El Paso on my mind... I just received my gorgeous Fall 2015 issue of the El Paso-based literary journal, BorderSenses, which includes my translation of a poem by Mexican poet Agustín Cadena, "Blind Woman" ("La ciega.") ...[READ]

Whiplash Extremes of Human Behavior:
From The PK Man to Primates of Park Avenue
I believe that through narrative we become more human; truth is beauty; exploration is infinite. Some years ago, in my literary explorations, I encountered Jeffrey Mishlove's The PK Man and found it astonishing. Well, because it is. (Read it if you dare.) ...[READ]

Five Super Simple Tips for Better Book Design
While it may have become far easier to self-publish, most self-published books look... well, self-published. As do many put out by newbie small presses, alas. So for my dear friend who recently asked-- and for you, dear reader-- here are my top tips for making your book look professionally designed, which is to say, reader-friendly...[
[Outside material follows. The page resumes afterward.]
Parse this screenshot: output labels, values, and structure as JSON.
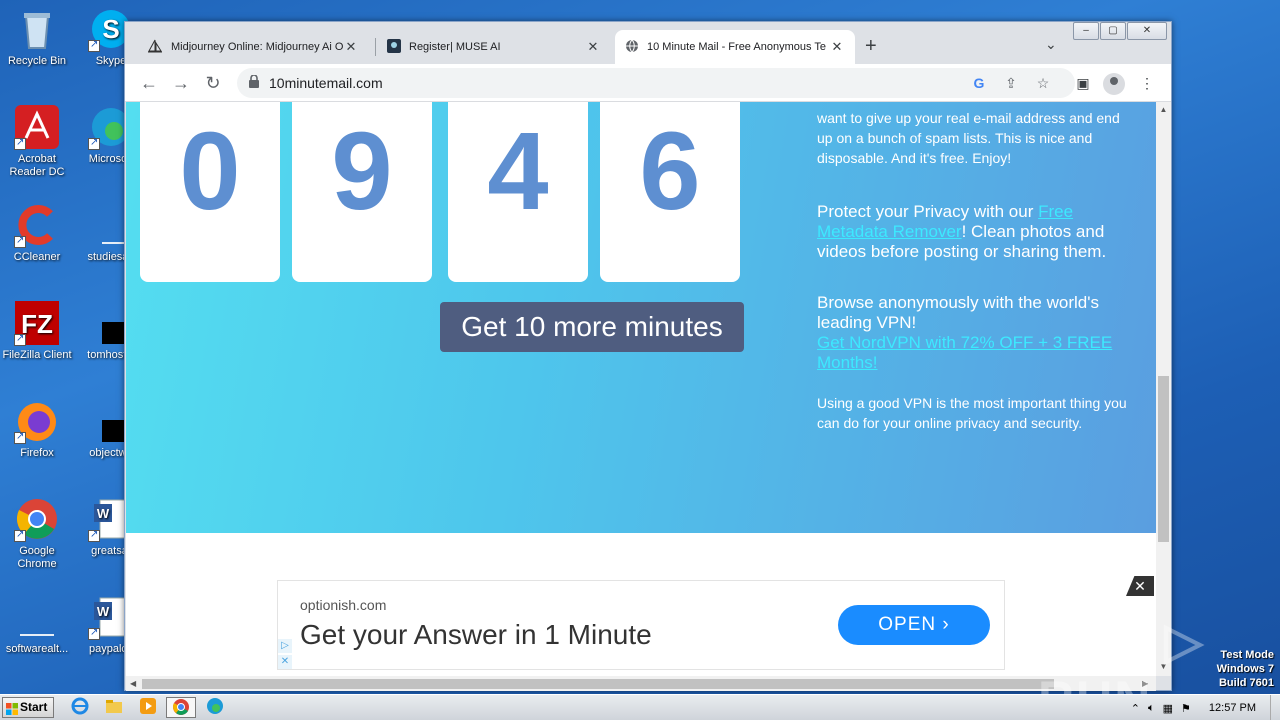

Q & A with Texas Historian Carolina Castillo Crimm on De León: A Tejano Family History

As those of you following this blog well know, I'm at work on a book about Far West Texas (that's Texas west of the Pecos) and so reading deep into the history of the wider region that is now Texas and northern Mexico-- for it all connects. I'm not reporting on each and every book I come across, but now and then I read one that, in taking both my understanding and my curiosity to a fresh level, prompts me to order my thoughts with a review and/or interview the author, should he or she be alive and willing. Carolina Castillo Crimm's deeply researched De León: A Tejano Family History is one of those.

We often hear about the Tejanos (Mexican Texans or, as you please, Texan Mexicans) in Mexican and Texas history, but who were they? Crimm's De León provides an intimate glimpse of one of the first and most influential Tejano families though several generations...

Blood Over Salt in Borderlands Texas:
Q & A with Paul Cool about Salt Warriors

I'm still turtling along in writing my book about Far West Texas, which has involved not only extensive travel in the Trans-Pecos and some podcasting but reading-- towers of books!-- and what a joy it was to encounter one so fascinating as Paul Cool's Salt Warriors: Insurgency on the Rio Grande.

A meticulously researched and expertly told history of the El Paso Salt War of 1877, Salt Warriors is essential reading for anyone interested in US-Mexico border and Texas history, and indeed, anyone interested in US history per se... [

Q & A with John Kachuba, author of The Savage Apostle
John Kachuba has just published a novel from Sunbury Press that promises to be a riveting and very rich read: The Savage Apostle.

Here's the catalog copy:

"In 1675, when the body of Christian Indian John Sassamon is dragged up from beneath the ice of Assowampsett Pond, speculation is rife as to who murdered the man. Sassamon was a man caught between two worlds, that of his Wamponaug ancestry and that of his adopted English society; people on both sides could find cause to kill him. John Eliot, missionary and founder of the Praying Villages where Christianized Indians lived among the colonists of the Plymouth and Massachusetts Bay colonies is particularly grieved by his protégé Sassamon’s death. Eliot had converted the young Sassamon, educated him at Harvard, and trusted him as missionary to the Indians, especially to the Pokanoket and their sachem Metacom. Eliot knows that converting Metacom and his people could be the key to lasting peace between the colonists and the Indians, a fifty-year peace that is dangerously unraveling..."[


For Mexicophiles: Updates on recommended books.

For Writers:
Updates on the Resources for Writers page.
"Giant Golden Buddha" & 364 More Free 5 Minute Writing Exercises.

.All good wishes to you,